Lars Ostenfeld / Denmark, Germany / 2022

The ice at the poles is melting, but the question is: how fast? The director follows three of the world’s leading scientists, as they risk their lives going over, under and deep into the ice sheet of Greenland, to find the answer.

The ice at the poles is melting, which will result in enormous rises in sea levels and have major consequences for the entire world. The big question is how quickly will it happen. Will we live to see it? Will our children or grandchildren? Despite comprehensive research, we still have no definitive answer as to how rapidly changes will occur. Scientists commonly study the ice sheet from above, via satellites. But what is happening inside and underneath the ice may prove even more decisive.

Into the Ice follows director Lars Ostenfeld as he joins the world’s leading glaciologists on three groundbreaking scientific expeditions to the Greenland ice sheet. They are all seeking new and crucial data that will help us answer one of the most pressing questions of our time: How fast is the ice melting? And how much time do we have to make a plan to the save the planet? The scientists are fighting a continual fight to understand the scope and consequences of the climate crisis, gathering important data that can help the world decide on a future course of action. Several of them put their lives at risk to do this work – and it is these researchers and their discoveries in the field that we want the world to know.

The ambition is to present scientific research through captivating cinema to a broad European and international audience. We believe that many adults and young people are better reached through the medium of film than through academic reports. Through never-before-seen footage, the film brings viewers up close to the scientists and their work on the ice sheet, highlighting the enormous dedication that drives their efforts.
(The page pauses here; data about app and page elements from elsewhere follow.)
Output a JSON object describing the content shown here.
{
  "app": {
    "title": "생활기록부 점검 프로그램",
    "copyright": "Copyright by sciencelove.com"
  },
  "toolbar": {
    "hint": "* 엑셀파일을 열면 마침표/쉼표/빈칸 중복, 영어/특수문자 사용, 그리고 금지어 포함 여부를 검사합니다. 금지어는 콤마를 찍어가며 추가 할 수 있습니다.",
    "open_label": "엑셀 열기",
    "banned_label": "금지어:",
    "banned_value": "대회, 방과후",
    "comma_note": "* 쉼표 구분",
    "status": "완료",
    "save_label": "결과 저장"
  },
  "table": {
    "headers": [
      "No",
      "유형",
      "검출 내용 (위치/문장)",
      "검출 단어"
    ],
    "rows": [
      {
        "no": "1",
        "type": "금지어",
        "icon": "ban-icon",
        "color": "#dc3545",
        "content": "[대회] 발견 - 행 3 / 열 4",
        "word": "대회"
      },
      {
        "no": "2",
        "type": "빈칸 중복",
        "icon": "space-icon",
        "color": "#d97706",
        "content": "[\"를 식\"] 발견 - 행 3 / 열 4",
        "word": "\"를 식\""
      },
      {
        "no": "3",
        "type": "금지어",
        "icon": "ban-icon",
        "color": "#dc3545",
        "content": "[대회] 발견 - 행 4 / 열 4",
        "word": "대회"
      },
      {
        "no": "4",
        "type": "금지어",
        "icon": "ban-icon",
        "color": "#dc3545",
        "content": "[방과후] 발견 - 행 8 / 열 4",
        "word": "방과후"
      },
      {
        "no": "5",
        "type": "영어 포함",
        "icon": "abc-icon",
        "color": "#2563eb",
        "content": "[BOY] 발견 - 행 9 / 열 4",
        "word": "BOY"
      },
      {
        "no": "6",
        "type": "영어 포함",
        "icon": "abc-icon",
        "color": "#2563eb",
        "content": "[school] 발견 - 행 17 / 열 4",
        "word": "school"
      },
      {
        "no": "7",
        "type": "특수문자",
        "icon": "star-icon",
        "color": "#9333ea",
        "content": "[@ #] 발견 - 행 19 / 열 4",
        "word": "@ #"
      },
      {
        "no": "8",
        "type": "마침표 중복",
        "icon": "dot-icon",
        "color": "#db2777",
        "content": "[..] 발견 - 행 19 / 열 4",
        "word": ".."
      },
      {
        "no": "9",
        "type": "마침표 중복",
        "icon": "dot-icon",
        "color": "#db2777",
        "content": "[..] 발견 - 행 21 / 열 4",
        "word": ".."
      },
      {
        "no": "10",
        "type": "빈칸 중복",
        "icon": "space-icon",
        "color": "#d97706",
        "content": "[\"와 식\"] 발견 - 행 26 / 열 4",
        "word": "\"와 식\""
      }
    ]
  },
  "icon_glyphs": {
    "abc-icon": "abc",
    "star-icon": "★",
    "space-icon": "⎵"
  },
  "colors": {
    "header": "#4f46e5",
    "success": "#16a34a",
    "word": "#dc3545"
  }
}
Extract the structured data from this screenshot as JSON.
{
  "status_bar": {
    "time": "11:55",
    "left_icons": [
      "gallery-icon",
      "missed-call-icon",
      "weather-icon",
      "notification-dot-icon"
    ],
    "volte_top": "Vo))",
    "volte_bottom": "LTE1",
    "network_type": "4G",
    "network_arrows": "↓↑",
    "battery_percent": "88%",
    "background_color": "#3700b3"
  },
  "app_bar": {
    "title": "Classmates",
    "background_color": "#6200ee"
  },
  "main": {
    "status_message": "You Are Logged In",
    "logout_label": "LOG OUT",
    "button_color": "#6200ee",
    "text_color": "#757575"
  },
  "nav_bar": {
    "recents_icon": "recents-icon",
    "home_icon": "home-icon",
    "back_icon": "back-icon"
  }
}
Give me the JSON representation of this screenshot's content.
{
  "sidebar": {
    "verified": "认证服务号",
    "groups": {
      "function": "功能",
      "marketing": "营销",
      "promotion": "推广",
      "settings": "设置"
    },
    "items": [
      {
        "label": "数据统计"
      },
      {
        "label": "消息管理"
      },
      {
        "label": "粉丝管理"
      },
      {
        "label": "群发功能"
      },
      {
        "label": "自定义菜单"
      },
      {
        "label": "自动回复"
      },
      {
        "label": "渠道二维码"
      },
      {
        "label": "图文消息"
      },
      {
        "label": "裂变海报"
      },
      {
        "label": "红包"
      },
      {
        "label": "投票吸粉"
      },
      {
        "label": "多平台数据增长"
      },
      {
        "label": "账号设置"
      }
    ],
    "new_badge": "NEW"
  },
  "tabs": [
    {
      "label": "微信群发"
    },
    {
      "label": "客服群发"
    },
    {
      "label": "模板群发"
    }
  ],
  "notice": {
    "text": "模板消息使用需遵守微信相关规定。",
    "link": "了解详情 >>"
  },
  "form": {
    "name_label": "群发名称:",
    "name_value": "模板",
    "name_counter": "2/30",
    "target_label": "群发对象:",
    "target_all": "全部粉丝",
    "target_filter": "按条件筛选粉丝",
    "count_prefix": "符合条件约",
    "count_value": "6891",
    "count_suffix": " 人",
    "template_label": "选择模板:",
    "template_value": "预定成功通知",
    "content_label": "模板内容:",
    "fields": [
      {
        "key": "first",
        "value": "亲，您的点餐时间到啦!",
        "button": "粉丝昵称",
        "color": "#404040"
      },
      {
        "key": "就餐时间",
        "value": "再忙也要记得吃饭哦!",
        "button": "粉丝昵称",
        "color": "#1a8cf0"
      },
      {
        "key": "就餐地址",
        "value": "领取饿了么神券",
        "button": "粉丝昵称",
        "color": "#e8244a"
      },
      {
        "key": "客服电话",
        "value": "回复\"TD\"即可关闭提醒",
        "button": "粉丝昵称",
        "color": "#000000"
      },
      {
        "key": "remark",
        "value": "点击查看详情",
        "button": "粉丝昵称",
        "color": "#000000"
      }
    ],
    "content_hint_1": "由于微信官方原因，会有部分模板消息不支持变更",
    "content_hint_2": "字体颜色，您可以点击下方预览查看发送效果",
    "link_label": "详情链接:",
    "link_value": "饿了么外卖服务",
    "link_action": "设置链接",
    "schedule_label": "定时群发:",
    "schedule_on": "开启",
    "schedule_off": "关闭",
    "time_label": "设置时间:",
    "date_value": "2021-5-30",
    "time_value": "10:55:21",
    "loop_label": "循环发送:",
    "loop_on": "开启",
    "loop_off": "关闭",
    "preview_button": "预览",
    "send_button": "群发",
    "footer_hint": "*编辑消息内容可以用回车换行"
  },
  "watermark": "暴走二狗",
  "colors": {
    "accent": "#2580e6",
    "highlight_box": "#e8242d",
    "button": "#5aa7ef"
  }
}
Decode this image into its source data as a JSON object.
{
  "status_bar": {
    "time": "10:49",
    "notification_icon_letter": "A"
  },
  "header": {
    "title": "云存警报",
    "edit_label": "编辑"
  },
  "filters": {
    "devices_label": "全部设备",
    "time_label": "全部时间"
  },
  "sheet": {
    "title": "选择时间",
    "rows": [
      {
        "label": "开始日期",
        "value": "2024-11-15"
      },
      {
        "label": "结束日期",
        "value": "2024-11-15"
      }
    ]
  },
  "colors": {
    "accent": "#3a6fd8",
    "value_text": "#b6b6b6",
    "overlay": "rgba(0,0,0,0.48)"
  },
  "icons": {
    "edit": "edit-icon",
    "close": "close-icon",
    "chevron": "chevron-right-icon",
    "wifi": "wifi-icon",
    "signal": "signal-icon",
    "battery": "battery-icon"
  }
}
We meet them on their own, at the mercy of nature and elements; we see how they conduct their research to obtain the numbers and make the predictions that form the basis for the major climate reports – the data that determines what scientists, media and politicians say and do.